THE PROBLEM
In the listing that follows, count each line where the word "受け取る" appears; write nothing but the count.

§

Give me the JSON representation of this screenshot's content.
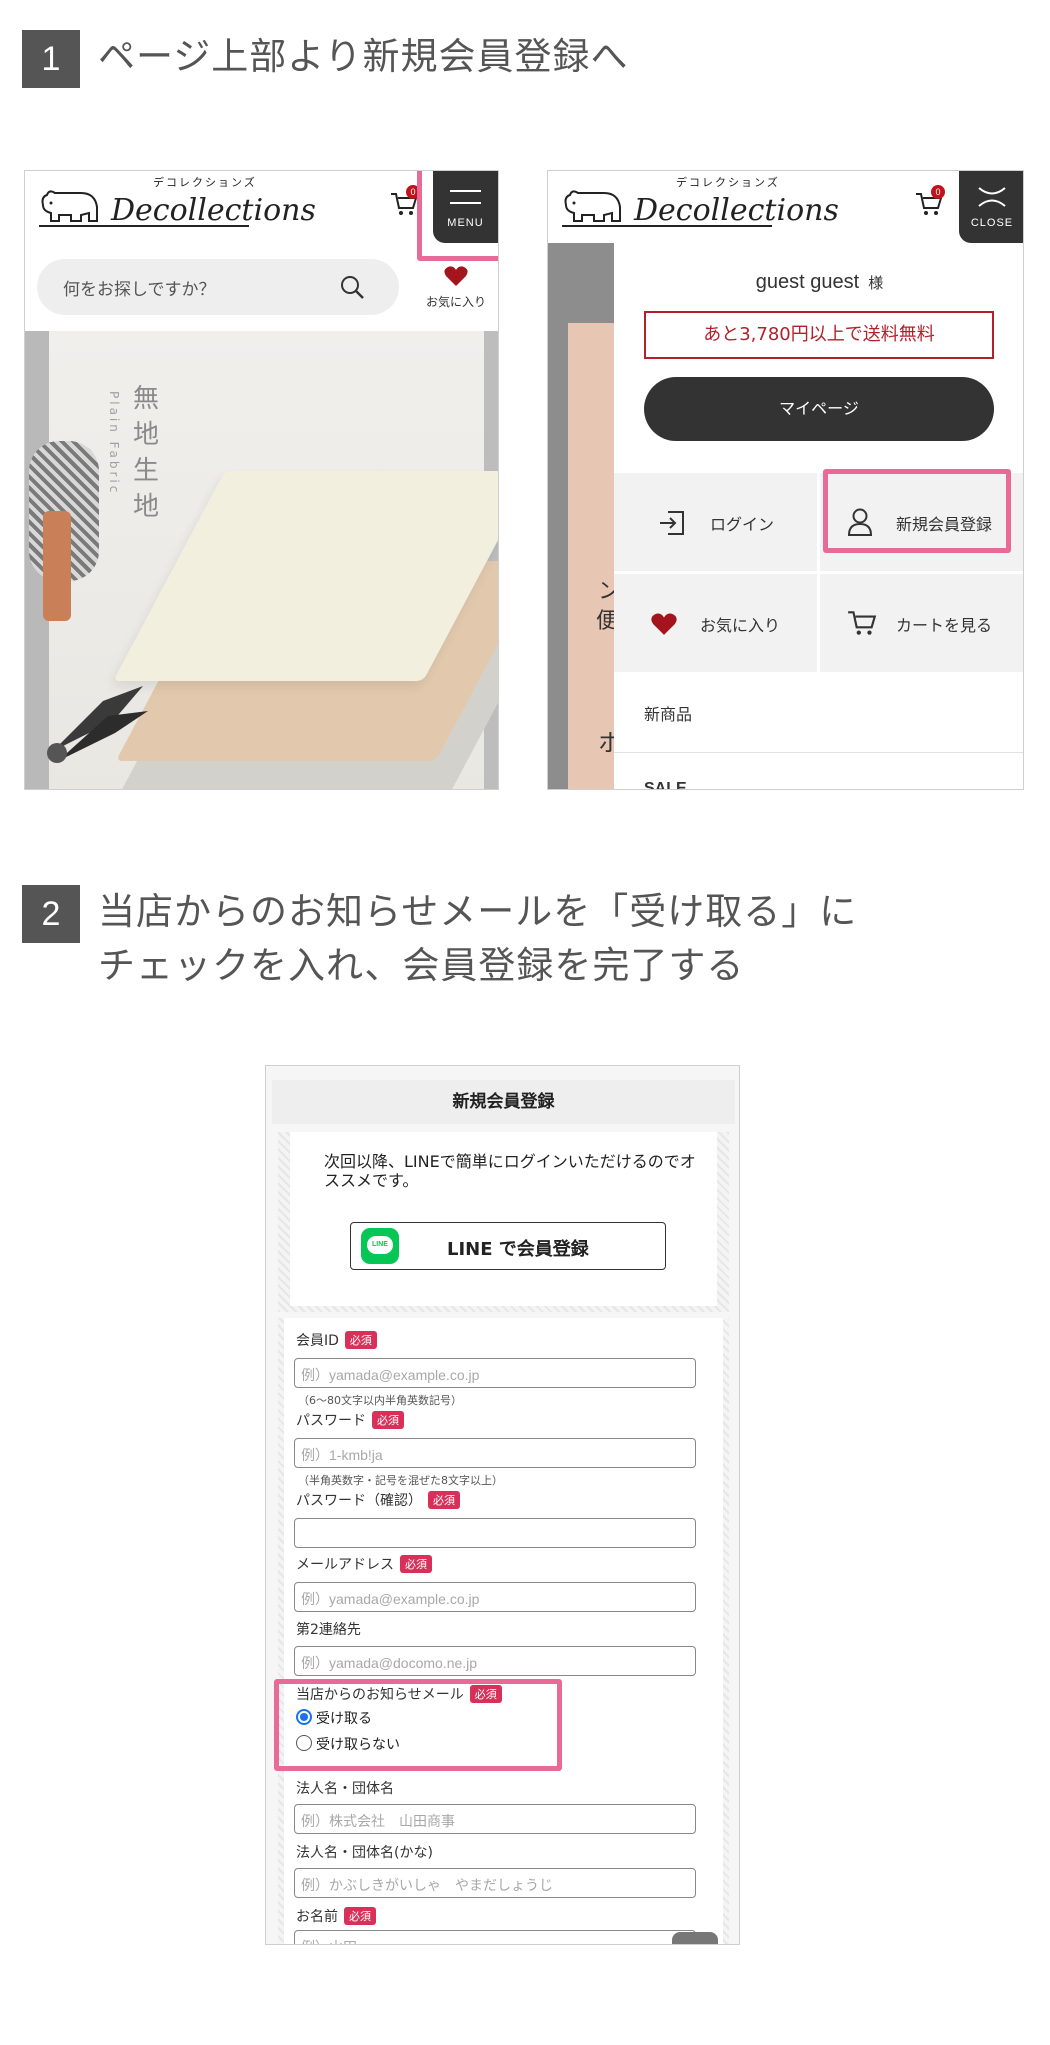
{
  "step1": {
    "number": "1",
    "title": "ページ上部より新規会員登録へ"
  },
  "step2": {
    "number": "2",
    "title_line1": "当店からのお知らせメールを「受け取る」に",
    "title_line2": "チェックを入れ、会員登録を完了する"
  },
  "brand": {
    "logo_kana": "デコレクションズ",
    "logo_word": "Decollections"
  },
  "phone1": {
    "cart_count": "0",
    "menu_label": "MENU",
    "search_placeholder": "何をお探しですか？",
    "favorites_label": "お気に入り",
    "hero_title": "無地生地",
    "hero_subtitle": "Plain Fabric"
  },
  "phone2": {
    "cart_count": "0",
    "close_label": "CLOSE",
    "user_name": "guest guest",
    "user_suffix": "様",
    "shipping_notice": "あと3,780円以上で送料無料",
    "mypage_label": "マイページ",
    "login_label": "ログイン",
    "register_label": "新規会員登録",
    "favorites_label": "お気に入り",
    "cart_label": "カートを見る",
    "new_items_label": "新商品",
    "sale_label": "SALE",
    "bg_char1": "ン",
    "bg_char2": "便",
    "bg_char3": "ホ"
  },
  "form": {
    "title": "新規会員登録",
    "line_intro": "次回以降、LINEで簡単にログインいただけるのでオススメです。",
    "line_icon_text": "LINE",
    "line_button": "LINE で会員登録",
    "required_tag": "必須",
    "member_id_label": "会員ID",
    "member_id_placeholder": "例）yamada@example.co.jp",
    "member_id_hint": "（6〜80文字以内半角英数記号）",
    "password_label": "パスワード",
    "password_placeholder": "例）1-kmb!ja",
    "password_hint": "（半角英数字・記号を混ぜた8文字以上）",
    "password_confirm_label": "パスワード（確認）",
    "email_label": "メールアドレス",
    "email_placeholder": "例）yamada@example.co.jp",
    "second_contact_label": "第2連絡先",
    "second_contact_placeholder": "例）yamada@docomo.ne.jp",
    "newsletter_label": "当店からのお知らせメール",
    "newsletter_options": [
      "受け取る",
      "受け取らない"
    ],
    "newsletter_selected": "受け取る",
    "company_label": "法人名・団体名",
    "company_placeholder": "例）株式会社　山田商事",
    "company_kana_label": "法人名・団体名(かな)",
    "company_kana_placeholder": "例）かぶしきがいしゃ　やまだしょうじ",
    "name_label": "お名前",
    "name_placeholder": "例）山田"
  },
  "colors": {
    "highlight": "#e86a96",
    "dark": "#333333",
    "required": "#d9305a",
    "shipping_red": "#b3202a",
    "heart": "#a3141c",
    "line_green": "#06c755",
    "radio_blue": "#1a73e8"
  }
}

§

RESULT
3